Even though Living Colour is still making excellent music today, they are mostly remembered as the band who did “Cult of Personality” two decades and change ago. Some people remember that their second album, Time’s Up was an improvement on the (outstanding) debut, and for a minute Living Colour was one of the biggest bands in the world. Then they made a third album and…that was that—at least for another ten long years. That third album was many degrees harder, darker and more difficult than their first two albums, which might explain why it did not go over. But how to reconcile the lack of love with the fact that in some regards Stain was their best album yet?
Losing the brilliant bassist Muzz Skillings, who bolted after the second album, could have been a crippling blow (he was that good) but when ancient school session wizard Doug Wimbish stepped into the mix the band did not miss a beat—literally. WImbish brought a funky, in your face dynamic and he and drummer Will Calhoun formed an unbreakable rhythm section: deep, elastic and loud. The star of the show, as always, is Vernon Reid, who is a human encyclopedia of sound. From the hat-tip to grunge stylings in “Go Away” to the typically ear-burning pyrotechnics of “Leave It Alone” to the Robert Fripp-esque atmospherics in “Nothingness”, Reid covers all the bases while refining his own idiosyncratic style.

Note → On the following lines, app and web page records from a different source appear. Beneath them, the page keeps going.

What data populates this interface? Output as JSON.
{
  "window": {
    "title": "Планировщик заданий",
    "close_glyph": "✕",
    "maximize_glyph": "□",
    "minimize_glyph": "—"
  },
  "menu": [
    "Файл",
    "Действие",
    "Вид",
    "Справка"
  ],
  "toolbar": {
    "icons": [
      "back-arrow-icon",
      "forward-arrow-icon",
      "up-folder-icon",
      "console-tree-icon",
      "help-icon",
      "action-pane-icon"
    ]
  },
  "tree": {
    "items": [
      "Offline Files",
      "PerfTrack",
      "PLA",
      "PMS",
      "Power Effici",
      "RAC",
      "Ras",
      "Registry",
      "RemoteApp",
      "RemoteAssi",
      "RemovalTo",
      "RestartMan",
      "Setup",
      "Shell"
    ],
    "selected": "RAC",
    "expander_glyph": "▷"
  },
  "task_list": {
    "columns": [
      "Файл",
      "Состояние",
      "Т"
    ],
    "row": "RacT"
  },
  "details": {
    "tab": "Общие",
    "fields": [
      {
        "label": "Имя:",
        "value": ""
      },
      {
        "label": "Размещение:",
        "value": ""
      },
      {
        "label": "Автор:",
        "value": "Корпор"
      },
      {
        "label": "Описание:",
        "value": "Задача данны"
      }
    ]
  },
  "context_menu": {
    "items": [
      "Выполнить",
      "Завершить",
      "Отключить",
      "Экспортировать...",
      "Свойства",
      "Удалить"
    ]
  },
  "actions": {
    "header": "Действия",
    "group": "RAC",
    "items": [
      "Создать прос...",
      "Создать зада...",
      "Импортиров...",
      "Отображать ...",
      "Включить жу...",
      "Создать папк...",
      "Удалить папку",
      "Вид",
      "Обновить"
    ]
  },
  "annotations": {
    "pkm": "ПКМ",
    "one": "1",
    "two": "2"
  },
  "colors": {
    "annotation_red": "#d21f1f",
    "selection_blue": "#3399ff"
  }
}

So what’s not to love? Well, for one thing, this is definitely not a flawless record. A handful of songs, like “Ignorance is Bliss” and “This Little Pig” are rather paint-by-number—not to mention lyrically clichéd. Some of the songs, like “Postman” and “Never Satisfied” may have just been too severe for the delicate ears of alternative rock fans, circa ’93. Some of the songs may have been a bit too much, like the disorienting “Hemp” or the mirthfully provocative “Bi”. And none of the remaining songs were destined to be radio hits, and little on this album is as user-friendly as most of the material on the first two albums. Take it or leave it: no other band on the planet could ever make a song like “Wall”, which is capable of shaking you, making you smile and seeing the world with new ears.

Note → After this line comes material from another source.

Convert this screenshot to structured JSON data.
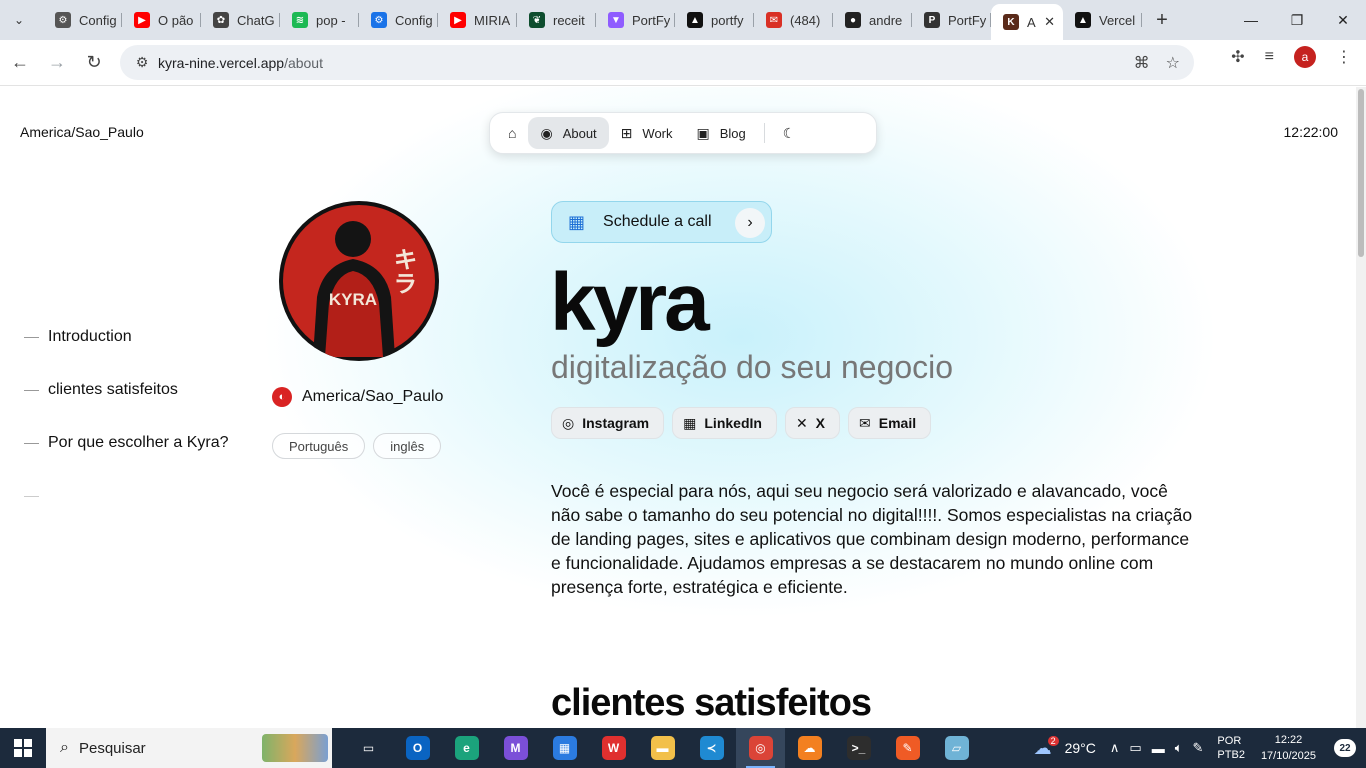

All of which may explain why this one did not help Living Colour become the most popular and influential band of the ‘90s, which they would/could/should have been. Even for fans who got it, then, and endorse it now, Stain is a grueling, confrontational album, and one that leaves the listener more than a little exhausted. These are the types of albums that are considered uncompromising, courageous, even ahead of their time. They are also the types of albums that don’t sell a ton of copies or necessarily convert new fans. “WTFF”, indeed.